These egregious practices didn’t end when advances on racial equity were made elsewhere. “Of the local powers in Whites’ arsenal, few made it through the civil rights revolution of the 1960s more unscathed than local taxing powers,” writes Kahrl. 

Modern-day investors are increasingly seizing on tax system inequalities to make money, too.

In 2010, Vicki Valentine was ousted from the West Baltimore home she had inherited from her father, who paid off its mortgage in 1984. Valentine had missed a $362 water bill five years earlier and the city had auctioned a lien on the property, as permitted under state law. The cost to remain in her home jumped to $3,600, and she couldn’t pay. She was left on the street while the property remained vacant for years.

Baltimore auctioned liens on nearly 13,000 properties in the same year that Valentine was evicted from her family home—a record and double the number it had sold off four years earlier. A report later found that most of the homes sold were owned by Black Americans living in poverty, many of them elderly.

Tax lien buyers are still making money in Baltimore: From 2016 to 2022, speculators raked in more than $10 million in profit from interest payments, plus $27 million from flipping properties in Black neighborhoods via foreclosure. 

Despite the disheartening material, The Black Tax isn’t devoid of bright spots. Kahrl highlights the ascent of Evan Doss, the first Black tax assessor elected in Mississippi state history, and others who followed him into local politics.
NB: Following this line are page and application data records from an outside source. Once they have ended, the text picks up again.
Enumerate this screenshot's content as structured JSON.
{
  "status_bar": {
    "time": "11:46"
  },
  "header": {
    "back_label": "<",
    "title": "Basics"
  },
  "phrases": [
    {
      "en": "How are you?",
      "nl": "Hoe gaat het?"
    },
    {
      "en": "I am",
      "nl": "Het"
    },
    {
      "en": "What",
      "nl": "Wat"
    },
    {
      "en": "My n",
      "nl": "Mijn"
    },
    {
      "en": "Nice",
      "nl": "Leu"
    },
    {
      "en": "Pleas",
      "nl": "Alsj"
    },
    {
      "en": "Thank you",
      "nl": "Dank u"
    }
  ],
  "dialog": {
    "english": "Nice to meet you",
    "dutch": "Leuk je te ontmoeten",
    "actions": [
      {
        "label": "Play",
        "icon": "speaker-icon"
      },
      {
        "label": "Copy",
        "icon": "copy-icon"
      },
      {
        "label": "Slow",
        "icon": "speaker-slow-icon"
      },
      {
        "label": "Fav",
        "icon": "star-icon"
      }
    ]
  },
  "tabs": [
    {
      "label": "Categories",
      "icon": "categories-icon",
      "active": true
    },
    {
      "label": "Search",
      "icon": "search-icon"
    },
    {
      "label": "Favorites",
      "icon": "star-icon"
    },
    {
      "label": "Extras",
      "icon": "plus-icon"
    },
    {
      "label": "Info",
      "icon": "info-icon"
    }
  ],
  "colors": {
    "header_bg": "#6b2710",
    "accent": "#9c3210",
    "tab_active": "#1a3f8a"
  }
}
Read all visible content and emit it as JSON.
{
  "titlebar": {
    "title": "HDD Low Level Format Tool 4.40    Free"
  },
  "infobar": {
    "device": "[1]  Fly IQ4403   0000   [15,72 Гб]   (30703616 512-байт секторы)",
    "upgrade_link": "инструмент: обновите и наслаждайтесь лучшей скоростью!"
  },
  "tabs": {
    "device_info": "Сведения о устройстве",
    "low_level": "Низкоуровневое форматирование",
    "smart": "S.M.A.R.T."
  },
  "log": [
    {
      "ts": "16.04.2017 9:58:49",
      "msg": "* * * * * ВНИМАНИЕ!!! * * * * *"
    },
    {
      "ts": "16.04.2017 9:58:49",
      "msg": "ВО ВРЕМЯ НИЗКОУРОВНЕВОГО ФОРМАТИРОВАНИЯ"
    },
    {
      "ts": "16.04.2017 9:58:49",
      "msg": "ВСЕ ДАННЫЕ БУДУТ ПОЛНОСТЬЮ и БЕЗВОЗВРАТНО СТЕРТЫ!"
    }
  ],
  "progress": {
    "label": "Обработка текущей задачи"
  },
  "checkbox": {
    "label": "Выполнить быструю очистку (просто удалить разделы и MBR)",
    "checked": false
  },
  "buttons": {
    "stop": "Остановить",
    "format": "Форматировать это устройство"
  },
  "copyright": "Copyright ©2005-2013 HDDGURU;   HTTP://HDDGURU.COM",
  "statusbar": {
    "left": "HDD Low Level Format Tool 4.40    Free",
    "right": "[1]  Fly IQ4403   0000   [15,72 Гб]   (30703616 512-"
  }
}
He also lays out the activism taxpayers engaged in to improve Black neighborhoods across the country.

Kahrl proposes creation of a federal fiscal equity program whereby money would be doled out to local governments according to need, as is done in Canada. A universal home tax exemption for a primary residence could provide welcome relief for many Americans, particularly lower-income homeowners or those living in areas that were historically neglected. Taxing the wealthiest in the U.S. would cover any shortfalls many times over, he writes. “This is the past that we live with today. But it does not have to be our future.”

This article was provided by Bloomberg News.